The graph above shows the most recent USDOT vehicle-travel data covering the last 25 years. Although vehicle-miles of travel (VMT) grew steadily during most of the twentieth century, in recent years the growth rate stopped and even declined a little. It is now about 10% below where it would have been had past trends continued.
Yet another argument against business-as-usual (read: ASPHALT as usual):
The Twentieth Century was the period of automobile ascendency, during which personal motor vehicles grew from virtually nothing to becoming the dominant travel mode in most developed countries. During this period it made sense to invest in automobile-oriented infrastructure: paved roads, highways and parking facilities. However, demographic and economic trends are changing travel demands. Aging population, rising fuel prices, increasing urbanization, increasing traffic congestion, improvements in alternative modes, changing consumer preferences, and increased health and environmental concerns are all reducing demand for automobile travel and increasing demands for travel by other modes.
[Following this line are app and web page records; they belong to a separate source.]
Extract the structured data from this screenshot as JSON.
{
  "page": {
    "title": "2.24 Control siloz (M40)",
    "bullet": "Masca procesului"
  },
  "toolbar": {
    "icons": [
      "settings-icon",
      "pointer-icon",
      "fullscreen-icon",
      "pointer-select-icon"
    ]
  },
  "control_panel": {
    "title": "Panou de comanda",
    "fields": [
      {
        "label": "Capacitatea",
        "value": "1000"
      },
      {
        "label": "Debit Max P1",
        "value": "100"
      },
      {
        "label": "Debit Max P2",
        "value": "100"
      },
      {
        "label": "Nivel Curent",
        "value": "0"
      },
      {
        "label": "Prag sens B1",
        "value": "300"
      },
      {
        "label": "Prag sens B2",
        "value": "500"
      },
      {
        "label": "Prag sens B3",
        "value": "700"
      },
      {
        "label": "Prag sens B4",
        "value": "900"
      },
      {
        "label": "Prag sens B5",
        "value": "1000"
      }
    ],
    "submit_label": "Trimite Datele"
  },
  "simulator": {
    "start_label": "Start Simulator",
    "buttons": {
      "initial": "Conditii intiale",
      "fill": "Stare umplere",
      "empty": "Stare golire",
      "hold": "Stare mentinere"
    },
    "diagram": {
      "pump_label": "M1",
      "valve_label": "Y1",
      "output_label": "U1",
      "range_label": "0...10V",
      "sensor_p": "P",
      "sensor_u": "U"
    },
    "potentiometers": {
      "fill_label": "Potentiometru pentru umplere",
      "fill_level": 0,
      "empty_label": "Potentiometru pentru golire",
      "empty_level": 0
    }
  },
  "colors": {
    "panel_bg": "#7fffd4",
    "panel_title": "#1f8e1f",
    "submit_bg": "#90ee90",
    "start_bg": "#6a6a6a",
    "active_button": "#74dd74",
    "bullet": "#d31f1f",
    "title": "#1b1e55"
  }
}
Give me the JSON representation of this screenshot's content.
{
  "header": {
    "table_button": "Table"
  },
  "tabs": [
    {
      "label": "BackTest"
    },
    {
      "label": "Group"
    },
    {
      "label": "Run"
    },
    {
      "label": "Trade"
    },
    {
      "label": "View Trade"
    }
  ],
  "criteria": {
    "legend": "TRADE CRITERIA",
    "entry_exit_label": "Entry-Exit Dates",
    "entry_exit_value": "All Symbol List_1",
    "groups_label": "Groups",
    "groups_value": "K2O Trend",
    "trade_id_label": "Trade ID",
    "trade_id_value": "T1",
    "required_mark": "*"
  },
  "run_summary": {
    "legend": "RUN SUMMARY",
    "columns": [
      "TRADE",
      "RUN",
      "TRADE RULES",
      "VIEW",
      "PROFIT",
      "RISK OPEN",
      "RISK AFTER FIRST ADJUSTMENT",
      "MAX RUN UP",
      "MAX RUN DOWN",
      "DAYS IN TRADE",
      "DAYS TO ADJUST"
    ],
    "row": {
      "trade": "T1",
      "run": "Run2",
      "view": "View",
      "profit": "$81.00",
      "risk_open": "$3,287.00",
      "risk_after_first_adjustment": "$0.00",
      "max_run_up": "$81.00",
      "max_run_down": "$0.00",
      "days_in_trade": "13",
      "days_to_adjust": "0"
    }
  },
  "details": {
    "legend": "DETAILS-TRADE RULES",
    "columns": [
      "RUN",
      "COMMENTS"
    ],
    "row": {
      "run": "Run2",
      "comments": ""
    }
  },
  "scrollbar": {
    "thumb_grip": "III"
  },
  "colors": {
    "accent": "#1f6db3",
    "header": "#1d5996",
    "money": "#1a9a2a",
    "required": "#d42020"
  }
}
Although automobile travel will not disappear, it will not grow as it did in the past, and in many developed countries motor vehicle travel will be flat or negative in the future.
Read the rest at: Changing Travel Demands: Implications for Planning | Planetizen